== Work required ==
What you should output is the data below, unchanged in every character.

**** Task input

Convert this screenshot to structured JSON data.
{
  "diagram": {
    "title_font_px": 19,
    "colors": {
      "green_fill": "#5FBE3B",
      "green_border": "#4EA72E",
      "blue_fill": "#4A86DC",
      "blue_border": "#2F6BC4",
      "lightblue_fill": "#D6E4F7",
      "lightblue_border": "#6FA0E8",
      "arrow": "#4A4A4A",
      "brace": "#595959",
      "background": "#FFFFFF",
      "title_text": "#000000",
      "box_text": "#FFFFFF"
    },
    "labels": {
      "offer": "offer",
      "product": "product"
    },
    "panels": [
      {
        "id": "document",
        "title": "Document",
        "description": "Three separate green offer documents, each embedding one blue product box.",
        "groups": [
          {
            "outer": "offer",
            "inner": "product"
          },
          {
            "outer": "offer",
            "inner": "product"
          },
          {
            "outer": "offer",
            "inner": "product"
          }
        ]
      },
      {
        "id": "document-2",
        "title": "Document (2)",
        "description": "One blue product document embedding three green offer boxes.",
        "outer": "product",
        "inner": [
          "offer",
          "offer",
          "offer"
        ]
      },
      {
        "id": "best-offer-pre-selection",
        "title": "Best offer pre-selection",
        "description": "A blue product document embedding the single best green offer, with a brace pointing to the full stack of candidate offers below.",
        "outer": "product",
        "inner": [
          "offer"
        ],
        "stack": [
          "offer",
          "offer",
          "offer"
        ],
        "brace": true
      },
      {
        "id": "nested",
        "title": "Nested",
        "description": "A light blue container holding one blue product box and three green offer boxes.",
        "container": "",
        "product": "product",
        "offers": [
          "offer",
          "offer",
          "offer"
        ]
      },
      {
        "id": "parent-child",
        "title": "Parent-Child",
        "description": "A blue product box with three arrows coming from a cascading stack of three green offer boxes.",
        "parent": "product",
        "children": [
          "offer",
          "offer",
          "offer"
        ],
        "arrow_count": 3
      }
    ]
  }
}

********

== Finished task ==
Convert this screenshot to structured JSON data.
{
  "diagram": {
    "title_font_px": 19,
    "colors": {
      "green_fill": "#5FBE3B",
      "green_border": "#4EA72E",
      "blue_fill": "#4A86DC",
      "blue_border": "#2F6BC4",
      "lightblue_fill": "#D6E4F7",
      "lightblue_border": "#6FA0E8",
      "arrow": "#4A4A4A",
      "brace": "#595959",
      "background": "#FFFFFF",
      "title_text": "#000000",
      "box_text": "#FFFFFF"
    },
    "labels": {
      "offer": "offer",
      "product": "product"
    },
    "panels": [
      {
        "id": "document",
        "title": "Document",
        "description": "Three separate green offer documents, each embedding one blue product box.",
        "groups": [
          {
            "outer": "offer",
            "inner": "product"
          },
          {
            "outer": "offer",
            "inner": "product"
          },
          {
            "outer": "offer",
            "inner": "product"
          }
        ]
      },
      {
        "id": "document-2",
        "title": "Document (2)",
        "description": "One blue product document embedding three green offer boxes.",
        "outer": "product",
        "inner": [
          "offer",
          "offer",
          "offer"
        ]
      },
      {
        "id": "best-offer-pre-selection",
        "title": "Best offer pre-selection",
        "description": "A blue product document embedding the single best green offer, with a brace pointing to the full stack of candidate offers below.",
        "outer": "product",
        "inner": [
          "offer"
        ],
        "stack": [
          "offer",
          "offer",
          "offer"
        ],
        "brace": true
      },
      {
        "id": "nested",
        "title": "Nested",
        "description": "A light blue container holding one blue product box and three green offer boxes.",
        "container": "",
        "product": "product",
        "offers": [
          "offer",
          "offer",
          "offer"
        ]
      },
      {
        "id": "parent-child",
        "title": "Parent-Child",
        "description": "A blue product box with three arrows coming from a cascading stack of three green offer boxes.",
        "parent": "product",
        "children": [
          "offer",
          "offer",
          "offer"
        ],
        "arrow_count": 3
      }
    ]
  }
}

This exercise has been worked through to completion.